The "slow" compilation speed of TeX has two main reasons:
- It cannot parallelize. Games, GUIs etc. (what you refer to) do use multi-threading to speed up their execution. Because TeX builds up pages gradually (with counters, …) this is not an option and there are some questions about this aspect on the site (see e.g. here), apart from those asking about using the GPU (see e.g. here).
- TeX is a macro expansion language. This kind of "programming" is not necessarily the fastest, but the developers (not engine-wise, but format-wise) try hard not to impose any slow-downs here. That's why some kernel code looks a bit cryptic. And concerning the engines optimization is one of the main concerns.
Just to back up the second point: A primary cause of slow compilation is the general understanding what TeX should do for you. Whenever you load PGF/TikZ or pstricks or something along these lines you essentially use TeX for something it has not been designed for. TeX should do mathematical and text typesetting (and it does that well), it should not produce complex graphics with shadows, draw ducks, plot functions or anything like this. There is a reason TikZ support externalization because this reduces the computations the macro layer has to do on each run.

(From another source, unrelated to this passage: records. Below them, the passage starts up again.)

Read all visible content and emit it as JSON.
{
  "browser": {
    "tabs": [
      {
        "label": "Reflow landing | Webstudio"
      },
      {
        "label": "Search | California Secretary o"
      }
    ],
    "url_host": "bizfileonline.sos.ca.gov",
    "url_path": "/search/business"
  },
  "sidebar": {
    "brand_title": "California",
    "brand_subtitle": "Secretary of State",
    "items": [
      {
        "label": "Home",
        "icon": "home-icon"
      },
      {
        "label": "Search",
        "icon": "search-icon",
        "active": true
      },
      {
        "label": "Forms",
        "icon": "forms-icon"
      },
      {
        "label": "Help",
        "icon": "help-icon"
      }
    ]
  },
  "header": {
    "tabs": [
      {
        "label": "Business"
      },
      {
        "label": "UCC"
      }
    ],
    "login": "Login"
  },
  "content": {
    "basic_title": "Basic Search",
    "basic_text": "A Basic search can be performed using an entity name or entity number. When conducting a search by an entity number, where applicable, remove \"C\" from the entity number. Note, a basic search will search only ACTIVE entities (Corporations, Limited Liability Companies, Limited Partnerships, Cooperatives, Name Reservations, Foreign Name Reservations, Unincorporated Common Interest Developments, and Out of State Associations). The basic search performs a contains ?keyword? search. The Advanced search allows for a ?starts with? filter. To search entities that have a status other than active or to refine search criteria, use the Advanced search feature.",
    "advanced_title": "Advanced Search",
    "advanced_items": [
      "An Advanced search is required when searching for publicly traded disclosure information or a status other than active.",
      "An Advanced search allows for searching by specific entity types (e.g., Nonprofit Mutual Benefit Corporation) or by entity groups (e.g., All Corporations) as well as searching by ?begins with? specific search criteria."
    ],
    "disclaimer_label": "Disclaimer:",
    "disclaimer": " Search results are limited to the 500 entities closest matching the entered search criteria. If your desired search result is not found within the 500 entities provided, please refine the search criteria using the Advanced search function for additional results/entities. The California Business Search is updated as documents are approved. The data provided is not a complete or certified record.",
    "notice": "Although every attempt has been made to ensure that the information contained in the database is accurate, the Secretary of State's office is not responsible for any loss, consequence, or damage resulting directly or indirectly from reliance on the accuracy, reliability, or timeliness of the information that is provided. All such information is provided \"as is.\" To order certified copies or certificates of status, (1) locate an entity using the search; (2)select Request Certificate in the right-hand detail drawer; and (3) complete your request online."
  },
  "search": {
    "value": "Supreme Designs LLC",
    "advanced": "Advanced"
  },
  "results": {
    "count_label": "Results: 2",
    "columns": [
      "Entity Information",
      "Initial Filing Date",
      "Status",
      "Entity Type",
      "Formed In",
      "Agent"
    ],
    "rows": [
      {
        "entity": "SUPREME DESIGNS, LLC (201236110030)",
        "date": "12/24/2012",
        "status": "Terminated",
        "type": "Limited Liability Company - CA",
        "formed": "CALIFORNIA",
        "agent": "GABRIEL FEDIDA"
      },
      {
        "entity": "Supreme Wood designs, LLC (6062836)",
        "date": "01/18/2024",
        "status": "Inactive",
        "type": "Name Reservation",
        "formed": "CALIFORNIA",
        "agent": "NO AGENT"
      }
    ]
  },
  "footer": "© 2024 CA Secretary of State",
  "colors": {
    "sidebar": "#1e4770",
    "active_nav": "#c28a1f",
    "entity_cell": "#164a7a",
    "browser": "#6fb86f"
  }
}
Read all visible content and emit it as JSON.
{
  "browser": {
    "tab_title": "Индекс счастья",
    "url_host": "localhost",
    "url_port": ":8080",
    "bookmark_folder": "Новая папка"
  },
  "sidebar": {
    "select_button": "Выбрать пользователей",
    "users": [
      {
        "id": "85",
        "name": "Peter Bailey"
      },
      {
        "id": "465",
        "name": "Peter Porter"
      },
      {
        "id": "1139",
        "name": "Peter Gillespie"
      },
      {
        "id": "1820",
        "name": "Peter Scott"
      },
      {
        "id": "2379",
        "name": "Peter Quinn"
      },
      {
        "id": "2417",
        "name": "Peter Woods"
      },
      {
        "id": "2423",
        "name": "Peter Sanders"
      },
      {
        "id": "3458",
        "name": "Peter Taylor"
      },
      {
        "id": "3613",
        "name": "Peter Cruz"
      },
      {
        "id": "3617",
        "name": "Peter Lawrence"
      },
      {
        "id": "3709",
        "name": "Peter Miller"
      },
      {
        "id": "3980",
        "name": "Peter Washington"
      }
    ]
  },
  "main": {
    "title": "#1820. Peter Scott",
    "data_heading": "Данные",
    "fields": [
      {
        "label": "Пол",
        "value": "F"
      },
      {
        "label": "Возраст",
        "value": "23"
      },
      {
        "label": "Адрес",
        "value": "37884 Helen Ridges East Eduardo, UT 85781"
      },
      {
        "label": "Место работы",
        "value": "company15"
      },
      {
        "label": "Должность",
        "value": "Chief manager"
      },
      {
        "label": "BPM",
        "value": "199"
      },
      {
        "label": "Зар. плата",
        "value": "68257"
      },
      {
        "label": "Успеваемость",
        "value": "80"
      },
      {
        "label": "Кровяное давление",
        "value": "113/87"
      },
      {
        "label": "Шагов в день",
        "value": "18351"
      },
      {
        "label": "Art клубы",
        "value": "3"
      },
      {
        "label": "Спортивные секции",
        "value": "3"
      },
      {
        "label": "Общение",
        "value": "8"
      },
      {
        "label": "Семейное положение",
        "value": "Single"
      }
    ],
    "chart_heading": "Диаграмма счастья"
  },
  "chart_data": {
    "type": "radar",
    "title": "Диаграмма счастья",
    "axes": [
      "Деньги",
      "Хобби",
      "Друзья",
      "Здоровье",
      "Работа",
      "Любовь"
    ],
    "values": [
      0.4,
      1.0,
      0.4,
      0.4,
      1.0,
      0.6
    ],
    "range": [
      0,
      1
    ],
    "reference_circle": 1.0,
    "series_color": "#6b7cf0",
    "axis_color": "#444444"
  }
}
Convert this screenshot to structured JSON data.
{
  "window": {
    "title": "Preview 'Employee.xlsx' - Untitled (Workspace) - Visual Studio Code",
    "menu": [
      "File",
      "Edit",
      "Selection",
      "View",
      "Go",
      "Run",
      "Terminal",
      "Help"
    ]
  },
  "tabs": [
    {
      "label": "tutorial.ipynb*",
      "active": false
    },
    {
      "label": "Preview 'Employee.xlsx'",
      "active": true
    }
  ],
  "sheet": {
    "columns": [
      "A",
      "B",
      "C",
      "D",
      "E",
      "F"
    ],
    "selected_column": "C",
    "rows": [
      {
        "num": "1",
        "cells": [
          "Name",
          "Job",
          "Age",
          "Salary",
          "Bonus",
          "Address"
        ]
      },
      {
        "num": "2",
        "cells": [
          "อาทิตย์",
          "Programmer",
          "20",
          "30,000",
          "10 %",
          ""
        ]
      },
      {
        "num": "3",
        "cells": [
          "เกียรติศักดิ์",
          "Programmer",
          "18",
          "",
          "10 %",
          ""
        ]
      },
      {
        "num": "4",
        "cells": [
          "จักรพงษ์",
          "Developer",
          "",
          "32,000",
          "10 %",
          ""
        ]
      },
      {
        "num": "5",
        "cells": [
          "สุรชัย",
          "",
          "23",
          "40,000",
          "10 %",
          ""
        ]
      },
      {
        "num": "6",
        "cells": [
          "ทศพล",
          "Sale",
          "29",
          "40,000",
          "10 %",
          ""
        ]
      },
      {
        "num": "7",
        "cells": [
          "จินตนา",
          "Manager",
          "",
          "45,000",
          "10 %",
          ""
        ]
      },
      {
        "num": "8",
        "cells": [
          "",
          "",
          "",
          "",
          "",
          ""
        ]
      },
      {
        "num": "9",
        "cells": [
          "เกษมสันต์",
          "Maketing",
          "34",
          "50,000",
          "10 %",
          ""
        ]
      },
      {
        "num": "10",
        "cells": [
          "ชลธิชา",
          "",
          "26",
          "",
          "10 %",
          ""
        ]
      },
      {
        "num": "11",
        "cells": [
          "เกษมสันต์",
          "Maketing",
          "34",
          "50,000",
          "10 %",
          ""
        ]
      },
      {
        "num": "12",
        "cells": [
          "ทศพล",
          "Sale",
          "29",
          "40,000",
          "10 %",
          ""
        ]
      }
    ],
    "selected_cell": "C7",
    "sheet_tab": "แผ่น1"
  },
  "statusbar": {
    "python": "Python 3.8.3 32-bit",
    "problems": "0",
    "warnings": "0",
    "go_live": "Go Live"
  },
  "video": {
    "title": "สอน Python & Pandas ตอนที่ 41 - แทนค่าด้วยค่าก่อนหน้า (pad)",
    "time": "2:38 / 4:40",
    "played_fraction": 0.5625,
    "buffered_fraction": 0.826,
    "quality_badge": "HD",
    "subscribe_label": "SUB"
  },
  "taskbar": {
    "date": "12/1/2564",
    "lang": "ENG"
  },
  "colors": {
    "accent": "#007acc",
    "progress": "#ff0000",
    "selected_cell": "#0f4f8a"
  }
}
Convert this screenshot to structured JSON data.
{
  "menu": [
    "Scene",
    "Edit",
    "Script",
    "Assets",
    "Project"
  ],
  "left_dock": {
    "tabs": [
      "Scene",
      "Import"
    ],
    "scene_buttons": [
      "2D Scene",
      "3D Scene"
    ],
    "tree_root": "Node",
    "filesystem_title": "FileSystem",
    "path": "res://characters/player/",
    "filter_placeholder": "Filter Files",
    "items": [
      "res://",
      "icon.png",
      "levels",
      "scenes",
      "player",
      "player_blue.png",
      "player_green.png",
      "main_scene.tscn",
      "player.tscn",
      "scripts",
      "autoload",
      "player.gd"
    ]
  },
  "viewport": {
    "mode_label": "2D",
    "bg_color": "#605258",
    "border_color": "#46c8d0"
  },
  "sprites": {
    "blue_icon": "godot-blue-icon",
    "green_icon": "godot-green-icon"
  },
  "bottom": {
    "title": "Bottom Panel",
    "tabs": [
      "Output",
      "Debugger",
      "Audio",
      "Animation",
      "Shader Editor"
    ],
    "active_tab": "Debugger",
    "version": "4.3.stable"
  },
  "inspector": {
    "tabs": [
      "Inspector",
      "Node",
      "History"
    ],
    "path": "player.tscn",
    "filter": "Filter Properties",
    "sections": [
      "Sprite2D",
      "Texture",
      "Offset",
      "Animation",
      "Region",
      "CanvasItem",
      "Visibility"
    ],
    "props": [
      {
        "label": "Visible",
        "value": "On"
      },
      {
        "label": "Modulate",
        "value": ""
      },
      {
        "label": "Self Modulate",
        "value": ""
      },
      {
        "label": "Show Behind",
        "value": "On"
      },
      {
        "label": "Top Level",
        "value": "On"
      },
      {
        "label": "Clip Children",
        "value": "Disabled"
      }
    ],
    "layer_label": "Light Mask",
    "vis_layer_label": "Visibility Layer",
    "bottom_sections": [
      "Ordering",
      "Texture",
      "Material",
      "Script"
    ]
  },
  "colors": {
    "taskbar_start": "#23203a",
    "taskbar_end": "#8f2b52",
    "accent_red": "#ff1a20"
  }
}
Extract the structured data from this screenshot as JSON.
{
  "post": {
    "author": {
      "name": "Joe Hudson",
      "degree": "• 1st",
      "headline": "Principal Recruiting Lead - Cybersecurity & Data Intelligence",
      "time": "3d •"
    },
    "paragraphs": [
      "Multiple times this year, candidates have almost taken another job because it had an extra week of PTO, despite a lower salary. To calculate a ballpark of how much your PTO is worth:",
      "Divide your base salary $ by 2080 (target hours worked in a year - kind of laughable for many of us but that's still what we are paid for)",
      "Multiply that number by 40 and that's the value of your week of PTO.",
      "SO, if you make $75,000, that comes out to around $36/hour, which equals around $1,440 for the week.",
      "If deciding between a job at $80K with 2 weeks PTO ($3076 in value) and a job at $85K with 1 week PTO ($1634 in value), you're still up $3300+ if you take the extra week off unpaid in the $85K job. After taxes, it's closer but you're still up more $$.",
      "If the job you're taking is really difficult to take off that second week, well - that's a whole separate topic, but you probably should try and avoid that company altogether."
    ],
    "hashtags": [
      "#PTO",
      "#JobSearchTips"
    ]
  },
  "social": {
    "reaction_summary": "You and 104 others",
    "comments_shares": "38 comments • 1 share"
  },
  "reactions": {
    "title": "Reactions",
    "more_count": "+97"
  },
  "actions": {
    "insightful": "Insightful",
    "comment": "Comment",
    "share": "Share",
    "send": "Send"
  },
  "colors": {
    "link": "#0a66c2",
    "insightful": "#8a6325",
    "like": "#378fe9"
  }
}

At some point in history, there were attempts to write a modern TeX engine (NTS, ExTeX, …) – those two in Java – which should be fast and maintainable. But even these "modern" engines are single-threaded and cannot compete with the Web/C driven engines in terms of performance. Even LuaLaTeX as "modern real-world" engine cannot compete with pdflatex on simple documents.